Image 6Canoe-sarcophagus of the Dayak: a burial that recalls the Malagasy tradition that former Ntaolo Vazimba and Vezo buried their dead in canoe-sarcophagi in the sea or in a lake (from History of Madagascar)
Image 7National monument in Moramanga commemorating the beginning of the Malagasy Uprising on 29 March 1947. Between 11,000 and 90,000 Malagasy died during the uprising which lasted nearly two years. (from Madagascar)
Image 36A Sumatran village showing several traditional houses (Malagasy levu). The vahoaka ntaolo villages of Madagascar were probably similar in the first millennium AD. This model is still currently present on every coast and in the remote inland areas and forests. (from History of Madagascar)
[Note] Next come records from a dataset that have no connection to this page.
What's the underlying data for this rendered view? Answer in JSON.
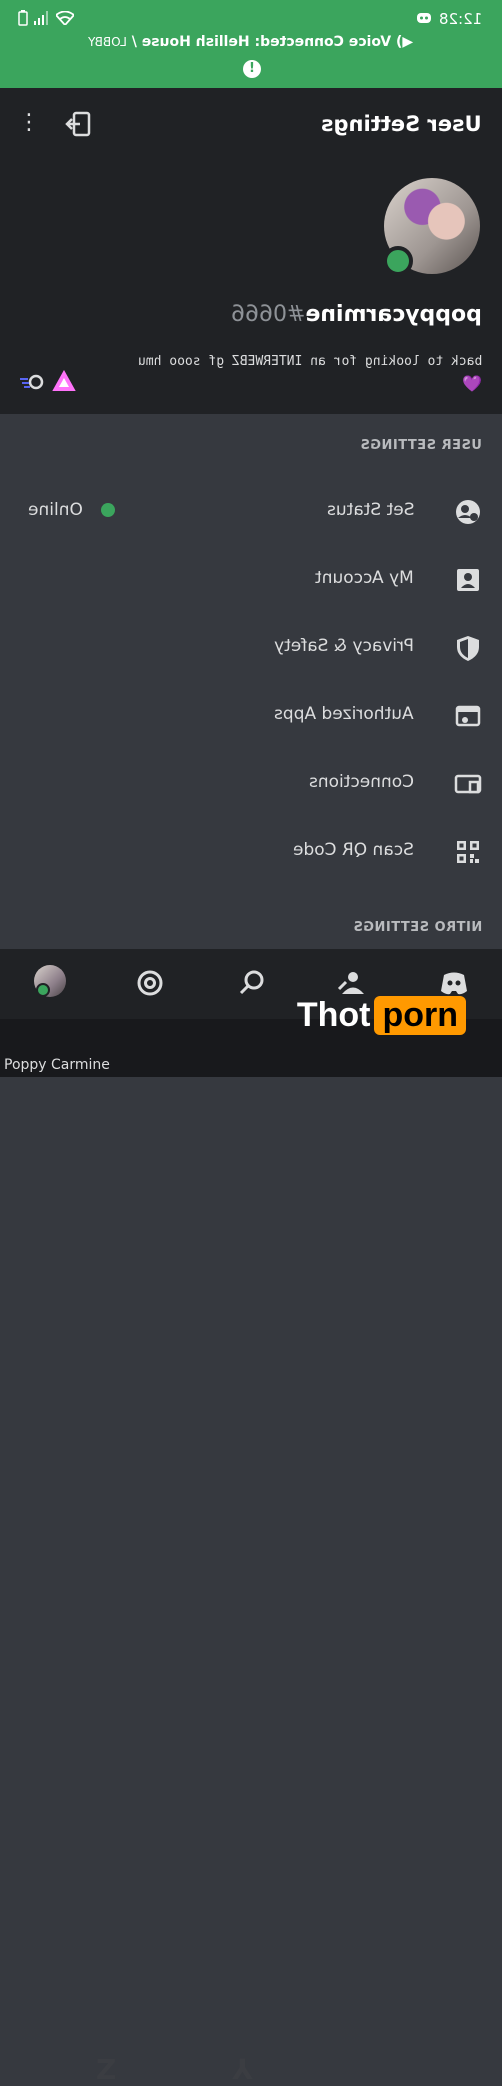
{
  "status": {
    "time": "12:28"
  },
  "voice_banner": {
    "prefix": "Voice Connected: Hellish House /",
    "channel": "LOBBY",
    "warning": "!"
  },
  "header": {
    "title": "User Settings"
  },
  "profile": {
    "username": "poppycarmine",
    "discriminator": "#0666",
    "bio": "back to looking for an INTERWEBZ gf sooo hmu",
    "heart": "💜"
  },
  "sections": {
    "user_settings": "USER SETTINGS",
    "nitro_settings": "NITRO SETTINGS"
  },
  "rows": [
    {
      "label": "Set Status",
      "value": "Online",
      "icon": "status-icon"
    },
    {
      "label": "My Account",
      "icon": "account-icon"
    },
    {
      "label": "Privacy & Safety",
      "icon": "shield-icon"
    },
    {
      "label": "Authorized Apps",
      "icon": "apps-icon"
    },
    {
      "label": "Connections",
      "icon": "connections-icon"
    },
    {
      "label": "Scan QR Code",
      "icon": "qr-code-icon"
    }
  ],
  "footer": {
    "user": "Poppy Carmine"
  },
  "watermark": {
    "left": "Thot",
    "right": "porn"
  },
  "colors": {
    "green": "#3ba55d",
    "bg": "#36393f",
    "dark": "#202225"
  }
}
Image 50The taro (saonjo in Malagasy) is, according to an old Malagasy proverb, "the elder of the rice" (Ny saonjo no zokin'ny vary), and was also a staple diet for the proto-Austronesians (from History of Madagascar)